Chlora preferred the spiced tea over coffee,
but was tempted to try a latte with cinnamon on top.
After all, Mary was a Madonna del Latte
as plenty of pictures showed in the art history book.
The Via Lacteal was like the Milky Way.
Sometimes pictures of the Madonna of the Milk
would show an infant Jesus
rooting around her big bosom
with the gulping eyes of a satisfied baby.

Those paintings were not too titillating,
Although Mary herself could give you
a heavy-breasted buzz almost as good as caffeine.
In some, baby Jesus looked more like
one of the toddler twins licking away the sweet grace
while displaying his teeny weenie
so we’d all be assured that he
had all his parts. Chlora asked for a latte
made with Half & Half Jesus.

Her Mom smiled, and mixed it up special for her.
She tasted the froth and smiled through her milk moustache.
She could be in a magazine ad with that!
Why did coffee smell so good and taste so awful?
She sprinkled on cinnamon and asked for more sweetener.
Mom told her that she did not need more Equal, dear.
Just stir what you’ve got.

You soul stirrers need a long spoon.
They rubbed noses like Eskimos.

Sure enough, there were bells on Christmas day.
Out the window a pair of redbirds
had discovered the seed bells she hung up last night.
They surveyed the area warily.
Then, as if St. Francis was preaching to them,
coaxing them closer, they landed on top of the bells
and tentatively pecked
at the seeds. Tap, tap, tap, and the signal was out—
more birds flew in for the feast.
The jinglebells twinkled as redbirds
played the campanile
and soon the bells and bows twirled
in a flurry of red feathers, like
burning bushes.

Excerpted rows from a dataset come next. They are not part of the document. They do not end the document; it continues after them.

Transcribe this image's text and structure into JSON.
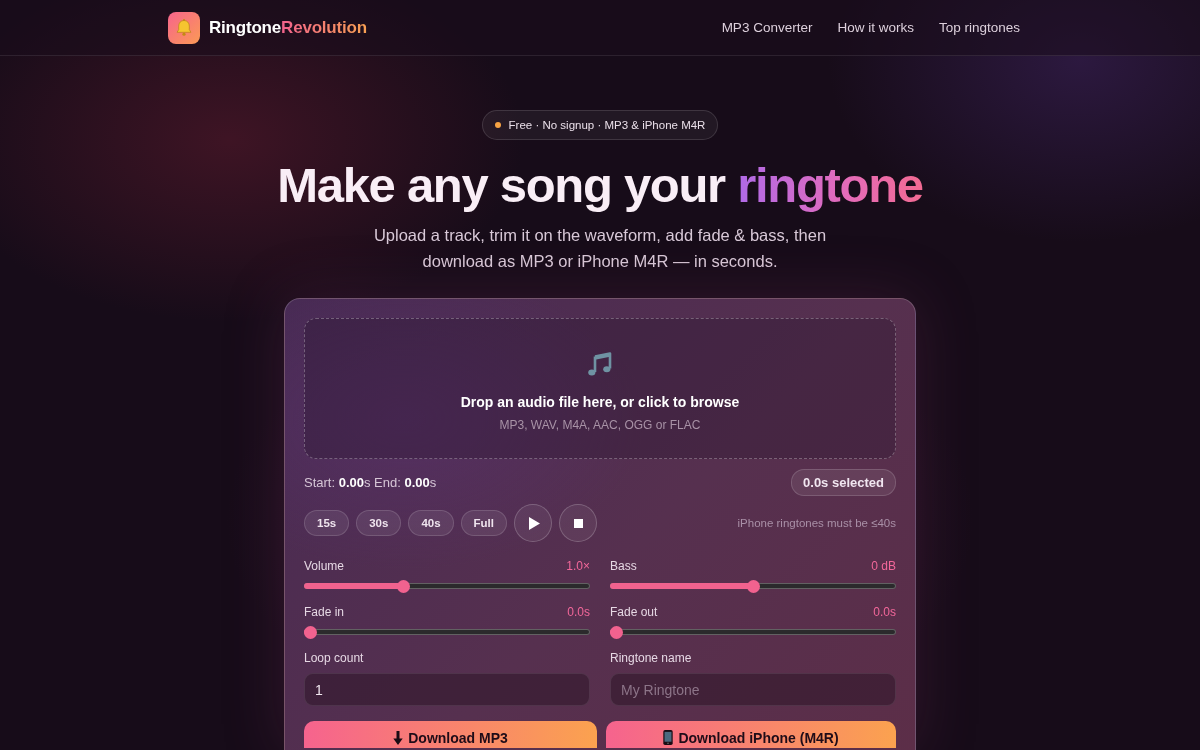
{
  "header": {
    "brand": {
      "first": "Ringtone",
      "second": "Revolution"
    },
    "nav": [
      {
        "label": "MP3 Converter"
      },
      {
        "label": "How it works"
      },
      {
        "label": "Top ringtones"
      }
    ]
  },
  "hero": {
    "badge": "Free · No signup · MP3 & iPhone M4R",
    "headline": "Make any song your",
    "headline_highlight": "ringtone",
    "subtitle": "Upload a track, trim it on the waveform, add fade & bass, then download as MP3 or iPhone M4R — in seconds."
  },
  "editor": {
    "dropzone": {
      "title": "Drop an audio file here, or click to browse",
      "formats": "MP3, WAV, M4A, AAC, OGG or FLAC"
    },
    "selection": {
      "times": "Start: **0.00**s End: **0.00**s",
      "duration": "0.0s selected"
    },
    "presets": [
      {
        "label": "15s"
      },
      {
        "label": "30s"
      },
      {
        "label": "40s"
      },
      {
        "label": "Full"
      }
    ],
    "transport": [
      {
        "kind": "play"
      },
      {
        "kind": "stop"
      }
    ],
    "hint": "iPhone ringtones must be ≤40s",
    "sliders": [
      {
        "label": "Volume",
        "reading": "1.0×",
        "level": 0.34
      },
      {
        "label": "Bass",
        "reading": "0 dB",
        "level": 0.5
      },
      {
        "label": "Fade in",
        "reading": "0.0s",
        "level": 0
      },
      {
        "label": "Fade out",
        "reading": "0.0s",
        "level": 0
      }
    ],
    "fields": [
      {
        "label": "Loop count",
        "value": "1"
      },
      {
        "label": "Ringtone name",
        "placeholder": "My Ringtone"
      }
    ],
    "downloads": [
      {
        "kind": "mp3",
        "label": "Download MP3"
      },
      {
        "kind": "phone",
        "label": "Download iPhone (M4R)"
      }
    ]
  }
}
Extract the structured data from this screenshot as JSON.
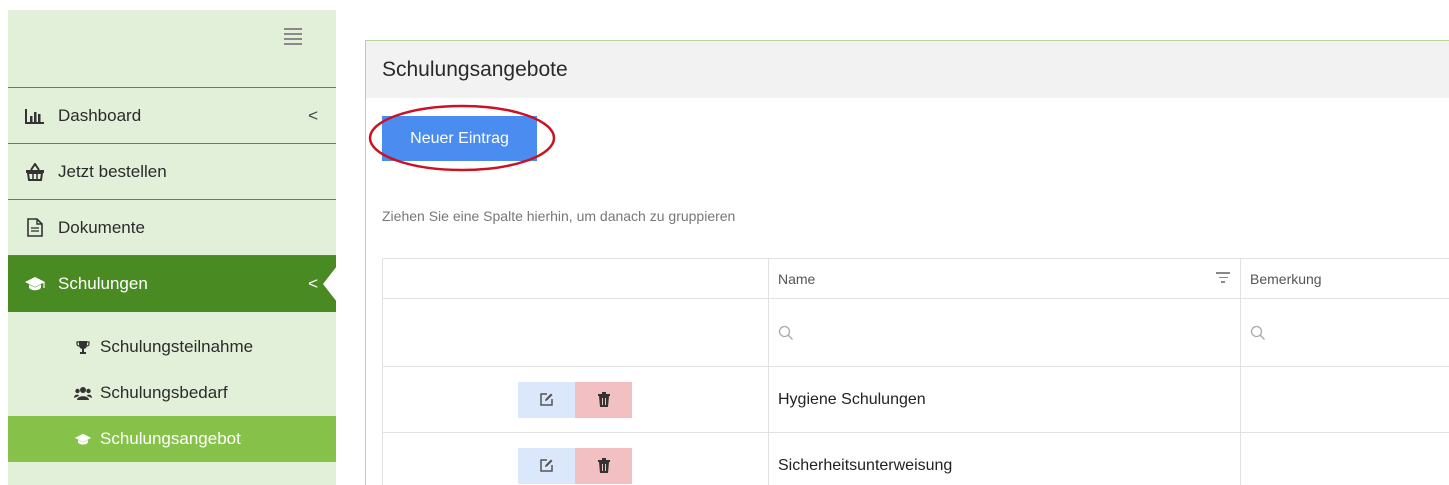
{
  "sidebar": {
    "menu_icon": "hamburger-icon",
    "items": [
      {
        "label": "Dashboard",
        "icon": "bar-chart-icon",
        "chevron": "<"
      },
      {
        "label": "Jetzt bestellen",
        "icon": "basket-icon"
      },
      {
        "label": "Dokumente",
        "icon": "document-icon"
      },
      {
        "label": "Schulungen",
        "icon": "graduation-cap-icon",
        "chevron": "<",
        "active": true
      }
    ],
    "sub_items": [
      {
        "label": "Schulungsteilnahme",
        "icon": "trophy-icon"
      },
      {
        "label": "Schulungsbedarf",
        "icon": "users-icon"
      },
      {
        "label": "Schulungsangebot",
        "icon": "graduation-cap-icon",
        "active": true
      }
    ]
  },
  "panel": {
    "title": "Schulungsangebote",
    "new_button": "Neuer Eintrag",
    "group_hint": "Ziehen Sie eine Spalte hierhin, um danach zu gruppieren"
  },
  "grid": {
    "columns": [
      "",
      "Name",
      "Bemerkung"
    ],
    "rows": [
      {
        "name": "Hygiene Schulungen",
        "bemerkung": ""
      },
      {
        "name": "Sicherheitsunterweisung",
        "bemerkung": ""
      }
    ]
  },
  "colors": {
    "sidebar_bg": "#e3f0d9",
    "active_green": "#4a8a22",
    "sub_active_green": "#86c24a",
    "primary_button": "#4a8cf0",
    "annotation_red": "#cc1122"
  }
}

It was a joyful visitation,
like the painting of Mary and Elizabeth
hugging while their babies did high fives
in their wombs.
Chlora had read the story of the Visitation
all the way through. It began with praise
and Mary holding up a magnifying glass
to the Lord. Then it got flat out political.
Who put in that stuff about revolution??
It was all about feeding the hungry,
lifting up the lowly, and disgracing the rich.

Did mean old King Herod in his finely feathered nest
hear Mary’s song?
It was no jolly Christmas carol,
no meek and mild virgin humming Away in the Manger.
How come this wasn’t a Christmas carol?
Maybe it just was too up close and personal
for people of capacity, especially in the season
of consumerism.

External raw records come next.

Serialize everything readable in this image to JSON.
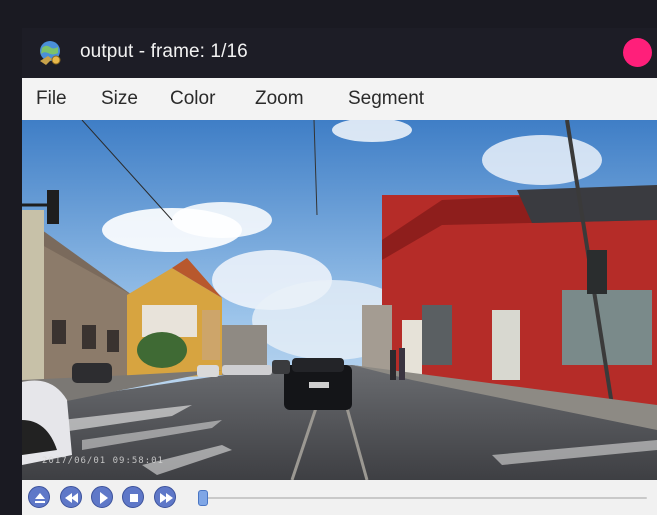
{
  "window": {
    "title": "output - frame: 1/16",
    "close_color": "#ff1f7a",
    "icon": "globe-wrench-icon"
  },
  "menu": {
    "items": [
      {
        "label": "File"
      },
      {
        "label": "Size"
      },
      {
        "label": "Color"
      },
      {
        "label": "Zoom"
      },
      {
        "label": "Segment"
      }
    ]
  },
  "player": {
    "frame_current": 1,
    "frame_total": 16,
    "seek_progress": 0.0,
    "osd_timestamp": "2017/06/01 09:58:01",
    "buttons": [
      {
        "icon": "eject-icon"
      },
      {
        "icon": "rewind-icon"
      },
      {
        "icon": "play-icon"
      },
      {
        "icon": "stop-icon"
      },
      {
        "icon": "fast-forward-icon"
      }
    ]
  }
}
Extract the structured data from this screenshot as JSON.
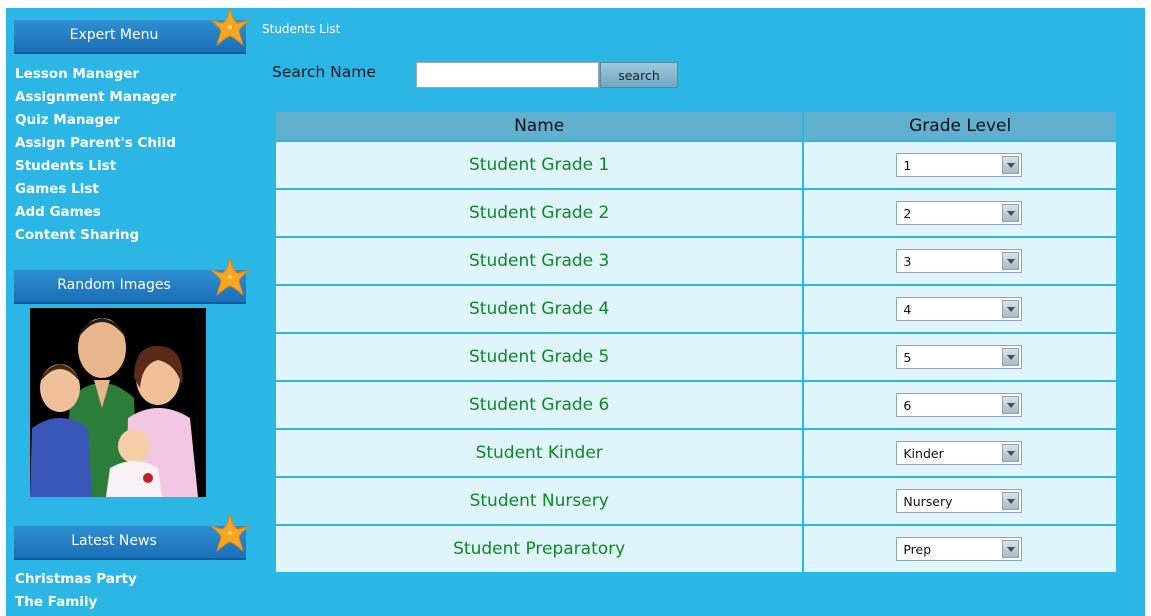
{
  "sidebar": {
    "expert_menu": {
      "title": "Expert Menu",
      "items": [
        "Lesson Manager",
        "Assignment Manager",
        "Quiz Manager",
        "Assign Parent's Child",
        "Students List",
        "Games List",
        "Add Games",
        "Content Sharing"
      ]
    },
    "random_images": {
      "title": "Random Images",
      "image": "family-clipart"
    },
    "latest_news": {
      "title": "Latest News",
      "items": [
        "Christmas Party",
        "The Family"
      ]
    },
    "star_icon": "starfish-icon"
  },
  "main": {
    "breadcrumb": "Students List",
    "search": {
      "label": "Search Name",
      "value": "",
      "button": "search"
    },
    "table": {
      "headers": [
        "Name",
        "Grade Level"
      ],
      "rows": [
        {
          "name": "Student Grade 1",
          "grade": "1"
        },
        {
          "name": "Student Grade 2",
          "grade": "2"
        },
        {
          "name": "Student Grade 3",
          "grade": "3"
        },
        {
          "name": "Student Grade 4",
          "grade": "4"
        },
        {
          "name": "Student Grade 5",
          "grade": "5"
        },
        {
          "name": "Student Grade 6",
          "grade": "6"
        },
        {
          "name": "Student Kinder",
          "grade": "Kinder"
        },
        {
          "name": "Student Nursery",
          "grade": "Nursery"
        },
        {
          "name": "Student Preparatory",
          "grade": "Prep"
        }
      ]
    }
  },
  "colors": {
    "page_bg": "#2cb6e6",
    "header_bg": "#62b0d0",
    "row_bg": "#e0f4fb",
    "name_text": "#0b8a1f",
    "section_header": "#1a6fb6",
    "star": "#f5a623"
  }
}
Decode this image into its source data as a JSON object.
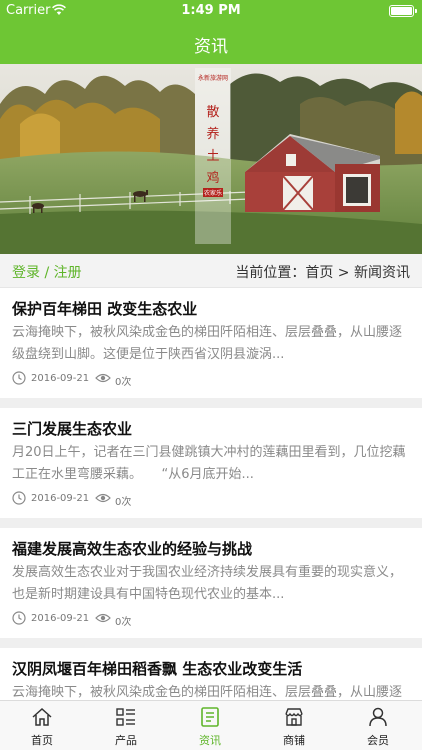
{
  "status_bar": {
    "carrier": "Carrier",
    "time": "1:49 PM"
  },
  "nav": {
    "title": "资讯"
  },
  "banner": {
    "sign_small": "永新旅游网",
    "sign_main": [
      "散",
      "养",
      "土",
      "鸡"
    ],
    "sign_tag": "农家乐"
  },
  "location": {
    "login": "登录",
    "divider": " / ",
    "register": "注册",
    "prefix": "当前位置：",
    "home": "首页",
    "arrow": " > ",
    "current": "新闻资讯"
  },
  "articles": [
    {
      "title": "保护百年梯田 改变生态农业",
      "excerpt": "云海掩映下，被秋风染成金色的梯田阡陌相连、层层叠叠，从山腰逐级盘绕到山脚。这便是位于陕西省汉阴县漩涡...",
      "date": "2016-09-21",
      "views": "0次"
    },
    {
      "title": "三门发展生态农业",
      "excerpt": "月20日上午，记者在三门县健跳镇大冲村的莲藕田里看到，几位挖藕工正在水里弯腰采藕。　　“从6月底开始...",
      "date": "2016-09-21",
      "views": "0次"
    },
    {
      "title": "福建发展高效生态农业的经验与挑战",
      "excerpt": "发展高效生态农业对于我国农业经济持续发展具有重要的现实意义，也是新时期建设具有中国特色现代农业的基本...",
      "date": "2016-09-21",
      "views": "0次"
    },
    {
      "title": "汉阴凤堰百年梯田稻香飘 生态农业改变生活",
      "excerpt": "云海掩映下，被秋风染成金色的梯田阡陌相连、层层叠叠，从山腰逐级盘绕到山脚。",
      "date": "2016-09-21",
      "views": "0次"
    }
  ],
  "tabs": [
    {
      "label": "首页",
      "icon": "home-icon"
    },
    {
      "label": "产品",
      "icon": "grid-list-icon"
    },
    {
      "label": "资讯",
      "icon": "document-icon"
    },
    {
      "label": "商铺",
      "icon": "store-icon"
    },
    {
      "label": "会员",
      "icon": "user-icon"
    }
  ],
  "colors": {
    "brand_green": "#6ec634",
    "active_tab": "#5fb52a"
  }
}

King Herod would go after these birds
just like he did innocent babies.
He was good at violent multitasking
and could easily kill two birds with one stone,
especially if they were all congregated in one place,
like on this campanile.
Why kill even one bird, even an obnoxious mockingbird?

The Magnificat ended well, however,
with the reassurance of fulfillment,
that sort of promise that Presence
has always been with us.

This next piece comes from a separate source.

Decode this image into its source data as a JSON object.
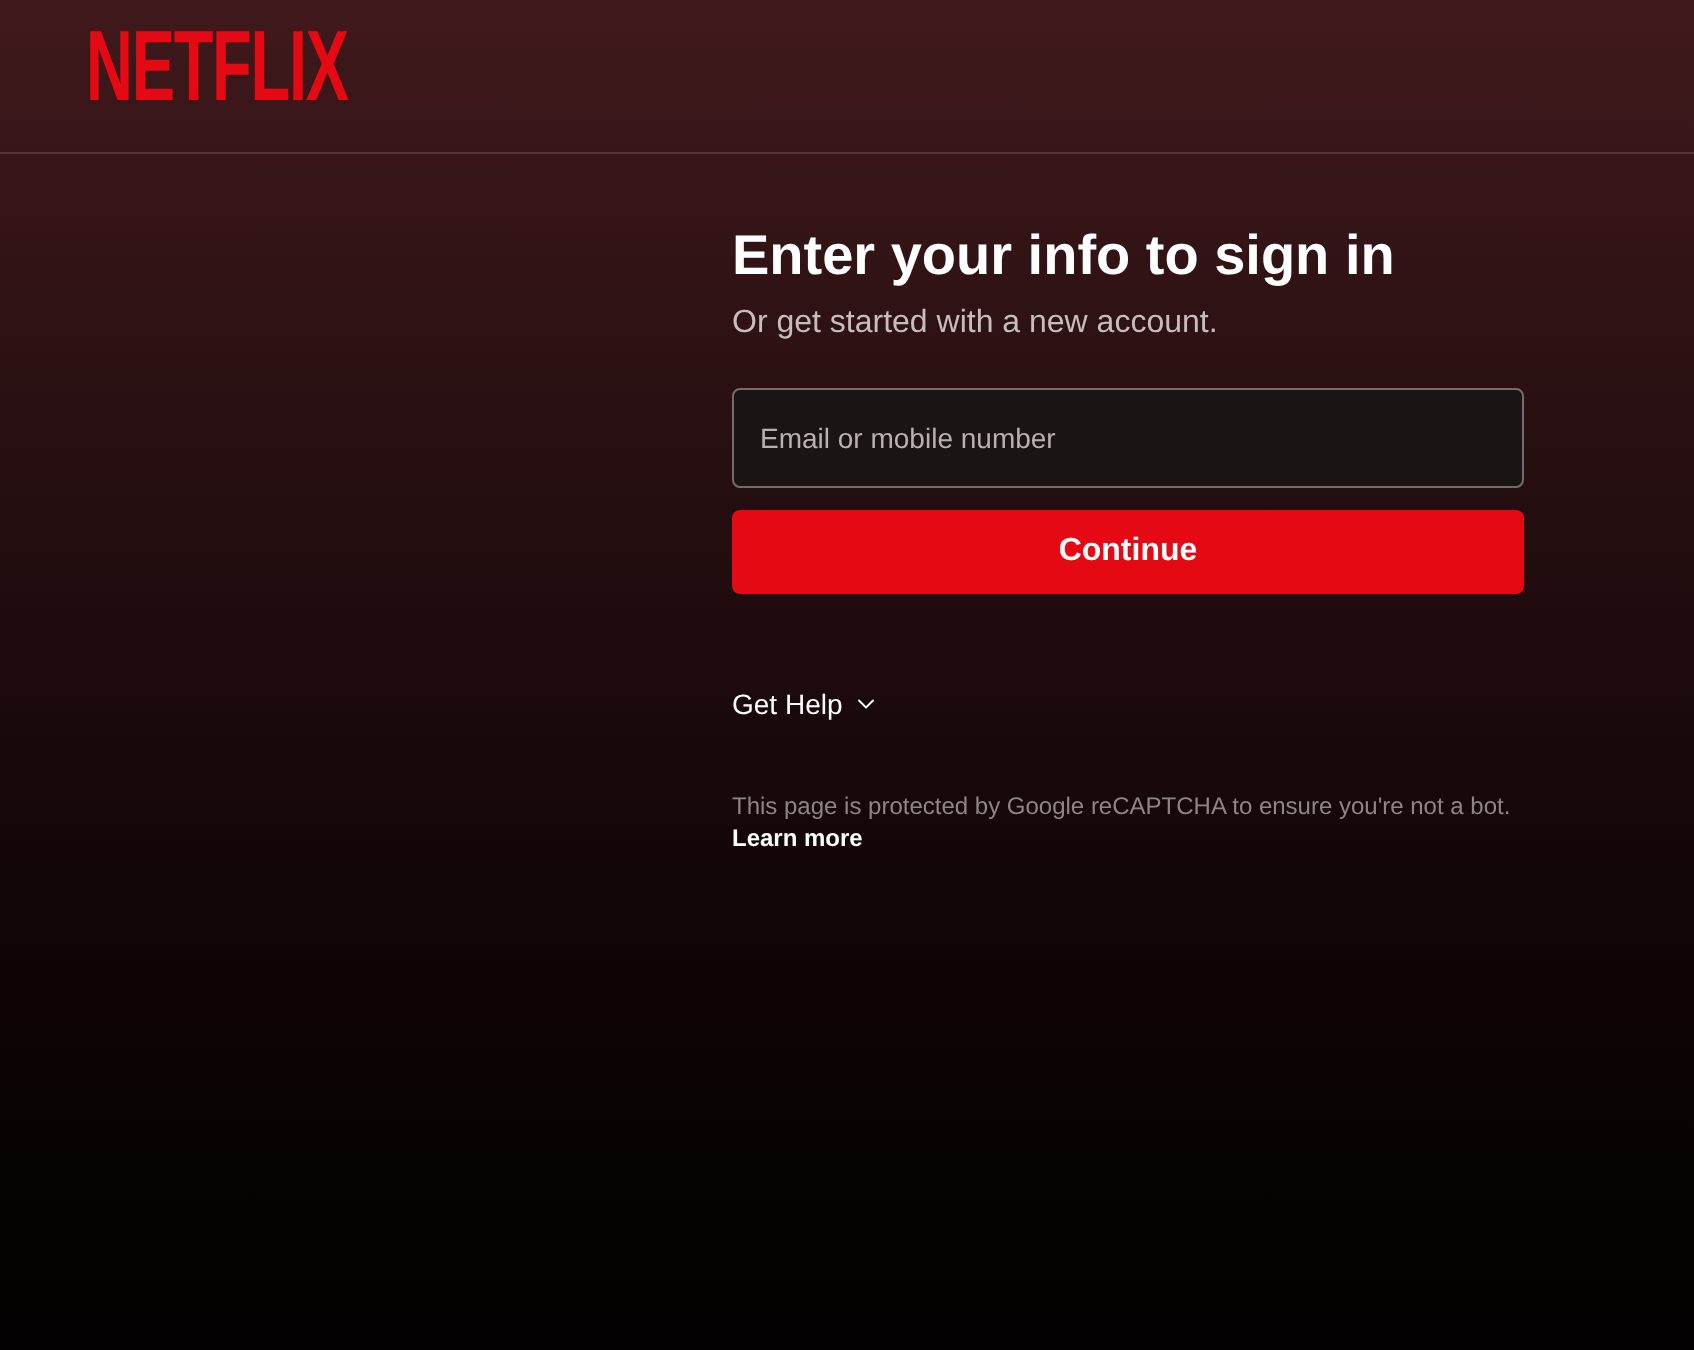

As the birds devoured the bells,
their shapes gradually changed.
Sunflower hulls sprinkled over the deck below.
They were enjoying their own bird communion
until a squirrel ran them off.
The greedy squirrel jumped on the middle bell
and hung onto it upside down and gnawed
at the ribbon. Then a second squirrel
piled on and the whole thing
fell to the ground.
The two of them ate it down to a nub.
It was sort of sad, like that Longfellow carol
about the Civil War and mourning his wife,
who had died in a fire,
when he wrote “There is no peace on earth.”
But then, the one they feasted on
was the Bellini bell, the one
with Jesus on it, offering himself as food.

Brave redbirds returned, tweeting,
and Chlora whistled back at them.
If his eye is on the sparrow
then I know he watches me, she thought,
which is nicer than You better watch out
from Santa Claus is coming to town.
He’s watching even me,
and it is Christmas morning, and this is peace,
when time stands still as an unstruck bell,
your cup overflows with the real thing,
inconvenient and immeasurable, this liquid love.
It made Chlora glad to be a mammal.